* [Problem description]
Search the records for the word "person" and pick out every line that has it.

* [The data]
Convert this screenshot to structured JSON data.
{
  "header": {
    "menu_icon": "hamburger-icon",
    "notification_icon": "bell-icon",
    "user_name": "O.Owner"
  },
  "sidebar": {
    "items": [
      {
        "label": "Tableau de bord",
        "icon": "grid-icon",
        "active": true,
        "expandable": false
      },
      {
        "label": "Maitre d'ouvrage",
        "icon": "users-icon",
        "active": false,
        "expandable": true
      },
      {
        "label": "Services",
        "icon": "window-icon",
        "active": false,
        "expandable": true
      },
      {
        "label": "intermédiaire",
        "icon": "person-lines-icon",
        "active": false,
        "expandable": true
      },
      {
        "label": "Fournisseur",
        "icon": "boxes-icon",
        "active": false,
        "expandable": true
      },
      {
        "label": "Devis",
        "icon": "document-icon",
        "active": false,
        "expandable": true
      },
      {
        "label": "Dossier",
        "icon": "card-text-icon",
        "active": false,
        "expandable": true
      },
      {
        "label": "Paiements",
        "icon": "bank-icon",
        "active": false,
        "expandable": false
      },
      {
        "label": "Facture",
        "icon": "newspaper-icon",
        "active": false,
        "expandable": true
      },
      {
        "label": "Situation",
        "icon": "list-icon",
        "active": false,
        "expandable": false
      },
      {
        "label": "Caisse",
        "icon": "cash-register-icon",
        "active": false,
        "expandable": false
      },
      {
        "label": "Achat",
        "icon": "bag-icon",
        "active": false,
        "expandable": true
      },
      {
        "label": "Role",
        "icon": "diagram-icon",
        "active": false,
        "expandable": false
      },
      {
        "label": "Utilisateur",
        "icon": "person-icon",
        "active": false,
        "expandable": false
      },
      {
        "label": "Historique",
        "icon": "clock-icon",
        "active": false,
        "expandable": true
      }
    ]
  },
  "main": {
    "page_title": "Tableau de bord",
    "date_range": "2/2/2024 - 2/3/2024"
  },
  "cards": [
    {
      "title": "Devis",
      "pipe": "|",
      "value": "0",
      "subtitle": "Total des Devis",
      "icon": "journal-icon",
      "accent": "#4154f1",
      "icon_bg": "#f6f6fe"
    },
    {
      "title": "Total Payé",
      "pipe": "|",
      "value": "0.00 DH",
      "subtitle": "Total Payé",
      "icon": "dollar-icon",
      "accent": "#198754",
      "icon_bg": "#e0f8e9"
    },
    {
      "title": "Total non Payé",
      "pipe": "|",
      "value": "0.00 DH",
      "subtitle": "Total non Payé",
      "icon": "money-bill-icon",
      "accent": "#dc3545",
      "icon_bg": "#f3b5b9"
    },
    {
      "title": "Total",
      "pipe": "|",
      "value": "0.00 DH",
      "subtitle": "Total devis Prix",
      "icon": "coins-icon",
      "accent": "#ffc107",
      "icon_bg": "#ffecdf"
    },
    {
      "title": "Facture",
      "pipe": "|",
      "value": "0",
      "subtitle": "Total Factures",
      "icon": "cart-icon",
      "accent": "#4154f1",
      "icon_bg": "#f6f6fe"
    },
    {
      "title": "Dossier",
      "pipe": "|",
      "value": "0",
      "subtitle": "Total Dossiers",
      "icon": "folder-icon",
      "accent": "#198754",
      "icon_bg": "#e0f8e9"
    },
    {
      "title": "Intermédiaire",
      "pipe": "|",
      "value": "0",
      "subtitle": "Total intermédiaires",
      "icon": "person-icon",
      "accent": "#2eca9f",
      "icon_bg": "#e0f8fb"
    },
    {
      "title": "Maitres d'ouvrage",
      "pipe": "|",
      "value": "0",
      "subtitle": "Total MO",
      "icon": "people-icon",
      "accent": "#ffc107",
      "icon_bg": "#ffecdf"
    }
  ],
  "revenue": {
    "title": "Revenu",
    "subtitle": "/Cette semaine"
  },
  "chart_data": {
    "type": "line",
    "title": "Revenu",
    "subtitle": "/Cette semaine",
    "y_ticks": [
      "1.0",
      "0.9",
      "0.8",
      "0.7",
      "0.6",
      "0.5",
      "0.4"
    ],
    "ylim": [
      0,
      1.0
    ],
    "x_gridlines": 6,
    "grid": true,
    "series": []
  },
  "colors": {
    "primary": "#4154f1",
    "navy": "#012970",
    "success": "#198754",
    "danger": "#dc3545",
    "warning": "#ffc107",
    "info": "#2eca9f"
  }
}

* [Task result]
        "icon": "person-lines-icon",
        "icon": "person-icon",
      "icon": "person-icon",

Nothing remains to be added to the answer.